It's my goal to keep it going for at least eighteen more months.
After that, honestly, we'll see.
But what can I do now that I wasn't able to do this time last year?
* Run a 12-minute mile at a relaxed pace.
* Swim 1,000 to 2,000 yards without getting completely winded.
There's other non-physical benefits, too. I speak my mind without worrying that I will say something that I might regret later, meaning that I feel a full command of my thoughts and emotions. I do things that seem counter-productive to the overwork culture of twenty-first century corporate America like taking three weeks of vacation to play sports and plant tomatoes, or write poems and short prose pieces on a nightly basis, and know that I deserve it. I get -- probably 28 out of every 30 days of each month -- a full night, eight hours, of sleep.
Describing life as a non-drinker, however, is challenging. Our culture is that of a drinker. Non-drinkers are categorized as deviants, somehow, as threats to a sense of normality. Many find solace in support groups like Alcoholics Anonymous. I am afraid to visit Alcoholics Anonymous because I, too, feel threatened by the category of deviancy that AA seems to house: the people who admit themselves to be alcoholics, the people who share their stories of having drinking problems. I fear the stigma that surrounds the woman who attends social functions with a glass of ice tea in her hand, or who sips Perrier from a bottle.

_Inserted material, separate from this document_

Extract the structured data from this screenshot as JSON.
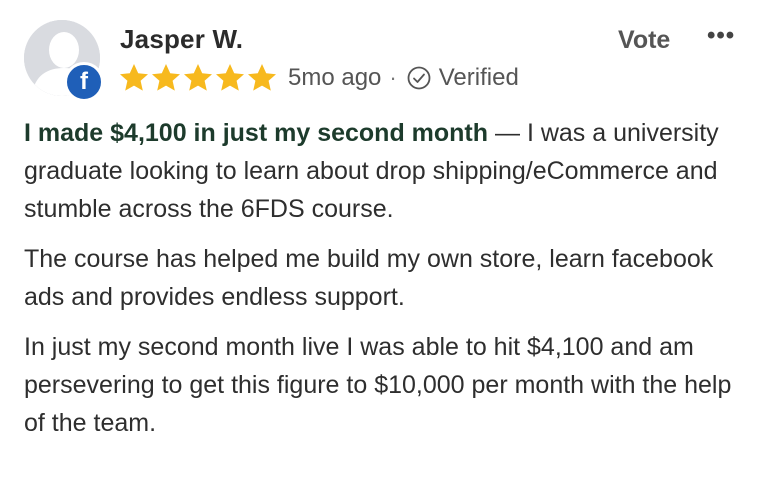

I also worry about the loss of friends, the loss of a social circle that might come with non-drinking.
In short, almost everyone I know drinks. Some of them a little; some of them a lot. All of them seem to have no problem with their intake and behavior. I realize that I once belonged to that group, and I feel awkward when I ask my husband to limit his drinking to beer (which I've never been fond of) and to request that the occasional dinner guest not bring a bottle of wine. At this stage in my life as a non-drinker, I feel that I can be around drinkers, but not much and especially not in my own home. I fear that my ability to move in the circle of friends and new acquaintances in which I once felt extremely comfortable has been severely curtailed.
Still, each morning that I wake up, I feel a deep sense of gratitude for the difficult decision I made.